Platforms vs. Campaigns
Agencies would build individual campaigns that usually result in the creation of a campaign microsite and the deployment of online media to drive traffic to that site.
However, this form of individual campaign experience requires constant traffic driving and has no long-term benefit. Campaigns are short-lived and usually extend the delivery of the brand promise to the digital space and ends after a certain period of time. They follow an up and down cycle. As soon as the campaign has finished and the online media has run its course, the audience dissipates.
What the evolving digital landscape now allows us to do is create a brand platform experience. This arises from the fact that digital creates many unexpected connections between people, technology, and brands and has the power to go beyond the category and shape conversations in society.
Platforms are revolutionising the way brands market to their customers. They are built to last and grow over time; while campaigns are short-lived, platforms are evergreen.
A digital platform is based on utility and provides something that the consumer and audience will feel like using again and again. The best and most pervasive platforms become part of the audience’s lives. Even after the media spend ends, the money and energy invested in campaigns pay off in ongoing participation with that platform.
A great example of a platform is Nike+. Nike+ stems from the Nike+iPod sports kit that is embedded into your shoe, which communicates with your iPod or iPhone device and is able to store information about your runs such as distance, pace, and calories burned.
On the digital front, this is centered on an online platform (nikeplus.com) that gives users the ability to analyse their running data, set goals, track their progress, connect with fellow runners, and participate in group challenges.

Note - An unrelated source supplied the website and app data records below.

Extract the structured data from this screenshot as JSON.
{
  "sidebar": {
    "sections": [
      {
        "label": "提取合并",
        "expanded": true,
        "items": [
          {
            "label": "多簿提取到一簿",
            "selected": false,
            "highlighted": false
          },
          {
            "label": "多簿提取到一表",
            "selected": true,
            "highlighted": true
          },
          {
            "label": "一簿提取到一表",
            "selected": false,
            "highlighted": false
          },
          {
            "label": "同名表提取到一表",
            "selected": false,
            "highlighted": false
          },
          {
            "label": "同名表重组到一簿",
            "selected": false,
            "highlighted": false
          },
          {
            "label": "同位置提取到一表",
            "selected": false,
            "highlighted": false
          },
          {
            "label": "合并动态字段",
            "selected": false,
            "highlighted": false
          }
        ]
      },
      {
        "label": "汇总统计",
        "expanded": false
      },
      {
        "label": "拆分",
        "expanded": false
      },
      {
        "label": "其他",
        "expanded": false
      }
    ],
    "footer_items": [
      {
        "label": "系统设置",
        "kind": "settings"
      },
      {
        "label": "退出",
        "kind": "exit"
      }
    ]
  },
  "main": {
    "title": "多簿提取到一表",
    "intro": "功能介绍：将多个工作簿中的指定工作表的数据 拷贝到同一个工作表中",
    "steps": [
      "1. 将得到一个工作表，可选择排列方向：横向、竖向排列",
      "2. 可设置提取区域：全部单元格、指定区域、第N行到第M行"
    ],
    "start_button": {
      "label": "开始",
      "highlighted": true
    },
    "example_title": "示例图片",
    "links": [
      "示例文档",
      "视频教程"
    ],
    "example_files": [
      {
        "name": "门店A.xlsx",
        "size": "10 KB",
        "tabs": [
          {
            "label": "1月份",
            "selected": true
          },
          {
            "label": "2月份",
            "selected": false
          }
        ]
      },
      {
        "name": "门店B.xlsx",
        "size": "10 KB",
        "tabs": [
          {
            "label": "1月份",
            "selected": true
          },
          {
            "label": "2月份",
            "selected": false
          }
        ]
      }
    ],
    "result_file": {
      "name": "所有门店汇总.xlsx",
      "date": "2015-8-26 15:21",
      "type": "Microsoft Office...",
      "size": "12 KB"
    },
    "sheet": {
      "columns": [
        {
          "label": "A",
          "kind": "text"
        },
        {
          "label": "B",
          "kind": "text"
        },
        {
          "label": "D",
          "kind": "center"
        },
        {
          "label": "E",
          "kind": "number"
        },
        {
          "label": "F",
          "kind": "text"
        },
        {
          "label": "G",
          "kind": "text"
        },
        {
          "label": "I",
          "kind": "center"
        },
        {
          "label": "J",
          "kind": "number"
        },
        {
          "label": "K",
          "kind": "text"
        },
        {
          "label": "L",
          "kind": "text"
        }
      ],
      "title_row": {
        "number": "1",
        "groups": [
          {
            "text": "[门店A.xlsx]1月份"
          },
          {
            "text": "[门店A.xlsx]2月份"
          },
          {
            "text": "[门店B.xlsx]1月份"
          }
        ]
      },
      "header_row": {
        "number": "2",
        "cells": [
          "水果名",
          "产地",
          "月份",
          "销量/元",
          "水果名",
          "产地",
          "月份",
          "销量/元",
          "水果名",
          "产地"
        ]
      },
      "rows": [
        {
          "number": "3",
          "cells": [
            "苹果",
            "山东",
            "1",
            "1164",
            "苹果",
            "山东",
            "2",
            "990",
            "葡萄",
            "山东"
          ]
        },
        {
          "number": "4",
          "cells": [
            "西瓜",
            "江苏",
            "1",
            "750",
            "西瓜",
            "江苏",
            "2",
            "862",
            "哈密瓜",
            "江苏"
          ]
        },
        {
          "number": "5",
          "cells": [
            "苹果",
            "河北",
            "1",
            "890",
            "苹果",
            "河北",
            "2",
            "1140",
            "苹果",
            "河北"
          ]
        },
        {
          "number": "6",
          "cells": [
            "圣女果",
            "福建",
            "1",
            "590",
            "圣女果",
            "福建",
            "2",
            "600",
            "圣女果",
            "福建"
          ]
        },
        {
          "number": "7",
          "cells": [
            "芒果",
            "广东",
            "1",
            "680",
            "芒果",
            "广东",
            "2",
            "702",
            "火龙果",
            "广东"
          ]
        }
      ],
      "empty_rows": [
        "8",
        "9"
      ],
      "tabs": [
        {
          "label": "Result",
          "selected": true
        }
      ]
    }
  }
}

Think about it, Nike+ has literally reinvented running – from a traditionally solitary activity to something both fun and social. Digital platforms have the ability to not just change customer perceptions and get them to engage with the brand; it can even compel them to change their behaviours and get them to start running and staying healthy.
Platforms are digital destinations that encourage ongoing engagement. They are more like services and tools vs. your usual information-driven campaign microsite.
Platforms + Campaigns
Even a platform rich with information is no good unless people know it’s there. That’s where campaigns come in.
Nike has showed with its activation campaigns the power and synergies of platforms and campaigns when you run them together.
Platform-centric campaigns such as the Nike Human Race, Men vs. Women, and Nike City10K Singapore vs. Kuala Lumpur all feed and build equity on the Nike+ platform, allowing the audience to participate in social challenges that help them get fit.
These campaigns don’t just drive brand awareness; they activate the existing platform community and provide new value to them. Additionally, they drive new membership and as they develop reach and frequency over time, create long-term value for the brand in the form of an owned media channel of customers and advocates.
Building a destination that gives people a reason to return and creating seasonal messages to remind them to do so is what creates great synergy between platforms and campaigns.
How Do We Create Platforms?
In this day and age, good digital planning revolves around platform ideas and not just (digital) channel tactics. Great platform ideas have the ability to change audience behaviours. This then becomes an own-able behaviour that brands can have, and with such branded behaviour, the audience literally becomes your ads.
Instead of looking at insights and then trying to plan a campaign around customer behaviours, platform ideas allow brands to decide how they want to shape that behaviour.
Platforms are rooted in communities and communities succeed if they solve a need, share an interest/passion, and connect people with those they care about.
The platform has to create value for its audience and this can be in the form of information, entertainment, or a utility. The platform should offer multiple levels of involvement, from creating and commenting to consuming content. In addition, the content provided should be curated by both the brand and its members so that the audience has new ways of discovering content.
In turn, a platform should provide brands with:
- A marketing/owned media channel
- Relevant content (via co-creation and crowdsourcing) that attracts people within the category
- A place for applications and services to be built on
- A place for consumers to talk to each other and to the brand
Platform ideas often do not fit into the client mould because of the long-term commitments. They are difficult to build and require a large commitment in terms of resources and budgets.
A key challenge for agencies to be able to deliver platform ideas is to have a connection with clients in top management. As we all know, many great ideas have been killed at a junior level before it even reaches upper management. This is especially important for platform ideas because it often requires a paradigm shift and will need the influence and buy-in of the company CEO.
The output of advertising has to change along with the changing digital landscape.
With platforms, a brand can reach its customers through meaningful personal experiences, two-way communication, and innovative technology.
Digital platforms unfold as they go, with the ability to build long-term communities over an indefinite period of time. When executed correctly, they provide scalable growth and the basis for long-term relationships and an in-depth interaction and connection between the consumer and the brand.